# THE PROBLEM:
Within the listing below, show every line that contains the word "subtitle".
Segment Open
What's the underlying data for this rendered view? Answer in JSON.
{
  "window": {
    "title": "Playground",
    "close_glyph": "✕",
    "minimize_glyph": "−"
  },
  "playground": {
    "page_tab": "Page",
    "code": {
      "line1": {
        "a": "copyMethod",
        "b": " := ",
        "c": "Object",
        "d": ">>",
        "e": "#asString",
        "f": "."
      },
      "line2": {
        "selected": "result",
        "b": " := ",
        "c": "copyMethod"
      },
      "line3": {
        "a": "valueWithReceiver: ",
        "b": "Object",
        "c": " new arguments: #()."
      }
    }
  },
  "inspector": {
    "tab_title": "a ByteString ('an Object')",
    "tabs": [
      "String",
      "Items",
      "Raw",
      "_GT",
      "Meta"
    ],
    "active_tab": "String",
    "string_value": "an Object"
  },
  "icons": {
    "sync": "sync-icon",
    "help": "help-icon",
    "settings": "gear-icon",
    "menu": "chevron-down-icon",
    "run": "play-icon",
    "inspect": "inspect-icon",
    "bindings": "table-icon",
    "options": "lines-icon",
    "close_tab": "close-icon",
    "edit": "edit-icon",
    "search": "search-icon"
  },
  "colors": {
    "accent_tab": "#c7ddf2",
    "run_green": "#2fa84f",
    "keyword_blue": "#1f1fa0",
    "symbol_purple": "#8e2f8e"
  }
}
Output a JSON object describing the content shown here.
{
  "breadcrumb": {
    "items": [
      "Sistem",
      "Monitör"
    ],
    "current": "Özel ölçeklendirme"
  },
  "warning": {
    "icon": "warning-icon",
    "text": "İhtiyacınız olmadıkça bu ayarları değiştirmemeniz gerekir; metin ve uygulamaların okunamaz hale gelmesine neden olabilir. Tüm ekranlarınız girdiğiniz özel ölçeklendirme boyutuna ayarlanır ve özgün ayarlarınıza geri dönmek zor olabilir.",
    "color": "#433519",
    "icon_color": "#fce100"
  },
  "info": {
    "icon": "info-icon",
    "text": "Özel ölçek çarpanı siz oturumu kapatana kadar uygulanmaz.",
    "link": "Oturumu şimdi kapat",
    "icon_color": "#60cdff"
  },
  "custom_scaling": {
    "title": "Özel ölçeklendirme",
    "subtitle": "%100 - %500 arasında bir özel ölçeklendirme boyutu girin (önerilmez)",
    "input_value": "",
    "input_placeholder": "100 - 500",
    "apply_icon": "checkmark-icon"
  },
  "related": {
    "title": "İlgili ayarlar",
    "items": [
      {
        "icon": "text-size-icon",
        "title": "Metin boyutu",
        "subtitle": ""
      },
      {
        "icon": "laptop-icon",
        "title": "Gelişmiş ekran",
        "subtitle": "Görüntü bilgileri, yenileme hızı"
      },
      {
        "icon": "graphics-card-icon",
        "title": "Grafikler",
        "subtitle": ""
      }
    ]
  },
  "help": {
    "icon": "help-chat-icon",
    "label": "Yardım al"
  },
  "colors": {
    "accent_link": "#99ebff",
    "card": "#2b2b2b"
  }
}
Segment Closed
# TASK OUTPUT:
    "subtitle": "%100 - %500 arasında bir özel ölçeklendirme boyutu girin (önerilmez)",
        "subtitle": ""
        "subtitle": "Görüntü bilgileri, yenileme hızı"
        "subtitle": ""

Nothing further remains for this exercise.